When you live with an anxiety disorder, any moment can become one that creates a slow-rising panic within you. Life is normal one second and the next, you feel your chest tighten and your heart begin to race. You may begin to hyperfocus on future events and find yourself getting lost in “what-ifs.”
To make matters worse, you may then begin to berate yourself for allowing the panic to get the best of you and begin to believe that all of those what-ifs are indisputable facts. There are many powerful tools and techniques you can use to manage your anxiety effectively.
The minute you feel a panic attack coming on, the first thing to do is stop and gain control of your breath. Deep, slow breathing sends a signal to our brains that everything is safe in our environment. Controlled breathing is one of the most powerful ways to activate your body’s relaxation response. It will take your mind and body out of “fight or flight” mode and put it instantly into a calm and relaxed state.
Accept and Allow
Your brain may be telling you that you are having a heart attack. Your instinct will be to push this awful feeling away. I don’t want to feel this, get it out! Rather, it’s important to do the opposite and allow the feeling the best you can. You are not in physical danger. Remind yourself that anxiety is “just a feeling” and like all feelings, it can go as quickly as it came. Trying to pretend anxiety is not happening only makes those bad feelings grow.
Challenge Your Thoughts
Anxious feelings are connected to thoughts, even if you are not aware of them. And your anxious feelings may lead you to make decisions that only make your anxiety bigger. Before you take any of these thoughts as reality and truth, ask yourself, “Is that true?”. For instance, if your mind throws things out like, “No one here likes me. I am for sure going to screw this up. I probably left the stove on. And I’ll no doubt get stuck in bad traffic on the way home and maybe even get a flat so I will then be stranded, and on and on and on…” Are you not liked by everyone around you? Most likely not. Are you really going to screw up? Maybe, but if you did, what is the worst that can happen and could you handle that?

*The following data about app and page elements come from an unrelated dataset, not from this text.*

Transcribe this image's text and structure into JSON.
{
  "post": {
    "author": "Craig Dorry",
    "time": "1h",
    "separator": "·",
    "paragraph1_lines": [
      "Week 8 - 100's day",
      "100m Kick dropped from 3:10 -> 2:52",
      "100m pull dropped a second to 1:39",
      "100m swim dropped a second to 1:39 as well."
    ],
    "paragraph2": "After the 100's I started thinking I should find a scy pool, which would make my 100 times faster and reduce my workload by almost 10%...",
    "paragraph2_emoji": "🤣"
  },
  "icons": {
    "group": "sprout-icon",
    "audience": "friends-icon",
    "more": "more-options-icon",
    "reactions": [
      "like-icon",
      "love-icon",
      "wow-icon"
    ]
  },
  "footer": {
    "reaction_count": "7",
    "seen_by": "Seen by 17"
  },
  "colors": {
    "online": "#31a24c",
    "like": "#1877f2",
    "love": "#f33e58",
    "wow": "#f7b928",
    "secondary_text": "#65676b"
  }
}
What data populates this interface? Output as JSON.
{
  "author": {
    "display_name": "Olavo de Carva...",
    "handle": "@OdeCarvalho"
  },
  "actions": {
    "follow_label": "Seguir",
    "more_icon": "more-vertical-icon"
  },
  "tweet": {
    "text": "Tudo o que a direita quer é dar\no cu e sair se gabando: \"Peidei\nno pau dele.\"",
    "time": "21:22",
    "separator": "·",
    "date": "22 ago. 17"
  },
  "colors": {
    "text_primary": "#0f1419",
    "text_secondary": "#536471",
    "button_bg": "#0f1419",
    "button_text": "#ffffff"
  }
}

If you would like additional support to manage your anxiety so it is not managing you, I’m here to help.